New pandemic data suggests nearly as many alcohol users are scaling back as drinking more, but that heavy drinking overall has increased.
Statistics Canada released survey results Thursday that found 24 per cent of alcohol users said they drank more after COVID-19 emerged, but that's nearly matched by the 22 per cent of people who said they drank less.
Did you know that among people who consume alcohol, roughly 1 in 4 (24%) increased their consumption during the #COVID19 pandemic? Boredom and stress were the top reasons cited for this increase. Learn more in our new article: https://t.co/WOFF0oeMx6. pic.twitter.com/xh08azrd0G— Statistics Canada (@StatCan_eng) March 4, 2021
Many who drank more pointed to increased stress, boredom and loneliness, with 36 per cent reporting five or more drinks at a time at least once a week in the previous 30 days – the equivalent of a bottle of wine, says StatCan.
Most who cut back said it was because of fewer opportunities to socialize, and many cited the desire to lose weight and improve their health.
But six per cent still reported five or more drinks at a time at least once a week.
"The pandemic has been a source of significant stress and concern for many Canadians because of the social and economic upheavals it has caused," notes the study, conducted Jan. 25 to 31.
"Some may have had more free time to consume alcohol and non-medical cannabis, while others may have increased their consumption in an effort to relieve boredom or fight loneliness."
Overall, 66 per cent of respondents said they imbibed in the previous 30 days and 18 per cent of those had five or more drinks at a time.
That's up from 2017, when 11 per cent of Canadians reported five or more drinks in a similar StatCan study.
The data comes from the latest in a series of online surveys on how Canadians are reacting to the pandemic. It included 3,941 respondents aged 15 to 90.
The survey also found 34 per cent of cannabis users increased their habit, and like alcohol users, they cited increased stress, boredom and loneliness as factors. Of this group, 35 per cent consumed cannabis five or more days per week.
About 12 per cent of cannabis users said they scaled back their habit.
Overall, 54 per cent of respondents who used alcohol and 54 per cent who used cannabis reported no change in usage.
For many it was already significant – 12 per cent of those drinkers said they had five or more drinks at a time at least once a week, and one quarter of cannabis users said they consumed daily or near-daily.
Younger people appeared more likely to cut back on drinking – 33 per cent of those aged 15 to 29 reported drinking less compared to 18 per cent of those aged 30 to 64.
However, young people were most likely to consume cannabis and more likely to use more – 43 per cent reported an increase compared to 20 per cent of those aged 50 to 64, and 22 per cent of those aged 65 or older.
"Increased social acceptance of cannabis, and the increased number of outlets and range of products available were among factors thought to have led to increased consumption over the past year," said the report.
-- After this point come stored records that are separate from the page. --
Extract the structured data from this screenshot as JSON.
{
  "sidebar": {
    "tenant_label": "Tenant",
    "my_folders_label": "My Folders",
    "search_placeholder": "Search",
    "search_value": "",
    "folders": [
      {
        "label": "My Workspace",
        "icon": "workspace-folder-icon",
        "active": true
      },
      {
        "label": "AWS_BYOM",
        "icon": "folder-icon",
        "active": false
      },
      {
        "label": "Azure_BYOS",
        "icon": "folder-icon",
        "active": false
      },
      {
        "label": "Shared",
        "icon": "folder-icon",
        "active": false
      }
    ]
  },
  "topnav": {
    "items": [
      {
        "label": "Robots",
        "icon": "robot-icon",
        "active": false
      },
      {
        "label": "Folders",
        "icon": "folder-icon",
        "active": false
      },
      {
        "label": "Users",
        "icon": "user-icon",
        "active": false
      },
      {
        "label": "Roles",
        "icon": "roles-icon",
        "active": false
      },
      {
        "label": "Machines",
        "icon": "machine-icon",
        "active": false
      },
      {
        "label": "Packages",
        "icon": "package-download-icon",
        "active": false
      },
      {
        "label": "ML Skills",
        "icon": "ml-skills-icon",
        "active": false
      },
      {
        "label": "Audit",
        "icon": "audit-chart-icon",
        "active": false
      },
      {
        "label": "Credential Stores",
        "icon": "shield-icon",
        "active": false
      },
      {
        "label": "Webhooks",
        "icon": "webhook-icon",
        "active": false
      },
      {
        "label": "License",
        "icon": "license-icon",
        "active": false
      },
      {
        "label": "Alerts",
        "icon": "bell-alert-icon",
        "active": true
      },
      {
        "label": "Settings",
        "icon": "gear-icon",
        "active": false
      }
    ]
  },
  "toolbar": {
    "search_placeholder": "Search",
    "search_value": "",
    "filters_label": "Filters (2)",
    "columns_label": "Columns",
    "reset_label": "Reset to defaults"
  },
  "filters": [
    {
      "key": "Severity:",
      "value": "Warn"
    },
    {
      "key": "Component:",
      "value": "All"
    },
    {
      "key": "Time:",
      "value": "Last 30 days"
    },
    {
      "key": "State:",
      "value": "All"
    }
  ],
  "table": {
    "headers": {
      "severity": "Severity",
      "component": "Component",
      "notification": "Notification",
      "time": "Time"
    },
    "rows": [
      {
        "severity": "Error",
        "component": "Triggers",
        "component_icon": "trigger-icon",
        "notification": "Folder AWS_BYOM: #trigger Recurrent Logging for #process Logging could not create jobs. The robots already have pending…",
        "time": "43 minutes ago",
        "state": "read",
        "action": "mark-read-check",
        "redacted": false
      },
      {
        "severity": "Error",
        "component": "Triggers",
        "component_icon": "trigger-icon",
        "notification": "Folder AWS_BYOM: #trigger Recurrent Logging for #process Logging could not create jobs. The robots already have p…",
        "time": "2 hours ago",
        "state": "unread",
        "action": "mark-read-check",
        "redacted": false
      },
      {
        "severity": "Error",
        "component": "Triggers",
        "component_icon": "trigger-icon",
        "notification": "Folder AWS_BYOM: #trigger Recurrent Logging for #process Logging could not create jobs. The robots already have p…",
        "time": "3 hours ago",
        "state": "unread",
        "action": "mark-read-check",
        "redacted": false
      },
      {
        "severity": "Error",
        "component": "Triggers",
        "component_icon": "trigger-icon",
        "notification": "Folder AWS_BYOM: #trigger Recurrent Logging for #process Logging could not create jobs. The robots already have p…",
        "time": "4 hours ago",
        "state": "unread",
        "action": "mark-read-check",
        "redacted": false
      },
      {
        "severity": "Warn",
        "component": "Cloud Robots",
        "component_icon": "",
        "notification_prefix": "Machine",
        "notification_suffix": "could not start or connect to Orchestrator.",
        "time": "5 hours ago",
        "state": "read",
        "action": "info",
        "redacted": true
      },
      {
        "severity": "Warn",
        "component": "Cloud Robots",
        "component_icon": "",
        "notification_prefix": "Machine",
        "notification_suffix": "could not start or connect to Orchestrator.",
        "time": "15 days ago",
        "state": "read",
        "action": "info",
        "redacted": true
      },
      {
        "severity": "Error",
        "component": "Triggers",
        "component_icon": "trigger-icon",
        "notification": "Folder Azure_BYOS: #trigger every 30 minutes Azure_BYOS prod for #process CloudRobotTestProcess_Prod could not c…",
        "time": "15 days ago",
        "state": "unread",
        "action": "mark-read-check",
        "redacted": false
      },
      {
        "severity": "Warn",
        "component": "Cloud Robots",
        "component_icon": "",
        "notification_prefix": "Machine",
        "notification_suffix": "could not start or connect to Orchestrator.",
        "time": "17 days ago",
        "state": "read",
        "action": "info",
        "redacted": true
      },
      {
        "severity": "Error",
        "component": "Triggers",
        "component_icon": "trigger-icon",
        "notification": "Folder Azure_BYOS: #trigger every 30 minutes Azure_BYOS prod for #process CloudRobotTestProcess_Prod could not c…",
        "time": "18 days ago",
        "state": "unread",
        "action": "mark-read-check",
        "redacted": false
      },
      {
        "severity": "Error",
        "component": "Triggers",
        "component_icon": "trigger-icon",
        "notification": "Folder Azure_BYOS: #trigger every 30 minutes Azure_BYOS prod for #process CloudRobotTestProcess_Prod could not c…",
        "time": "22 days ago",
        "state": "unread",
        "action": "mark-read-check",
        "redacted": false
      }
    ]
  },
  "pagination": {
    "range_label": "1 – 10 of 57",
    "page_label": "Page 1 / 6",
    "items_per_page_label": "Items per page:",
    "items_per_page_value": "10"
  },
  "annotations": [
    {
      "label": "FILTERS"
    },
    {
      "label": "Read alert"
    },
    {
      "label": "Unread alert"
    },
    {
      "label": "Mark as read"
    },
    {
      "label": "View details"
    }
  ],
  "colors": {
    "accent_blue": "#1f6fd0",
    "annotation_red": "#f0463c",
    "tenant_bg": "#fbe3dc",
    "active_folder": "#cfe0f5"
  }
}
Nearly two-thirds of those who reduced cannabis use said it was because of personal choice, such as their dislike of its effects, while 28 per cent cited fewer opportunities to socialize.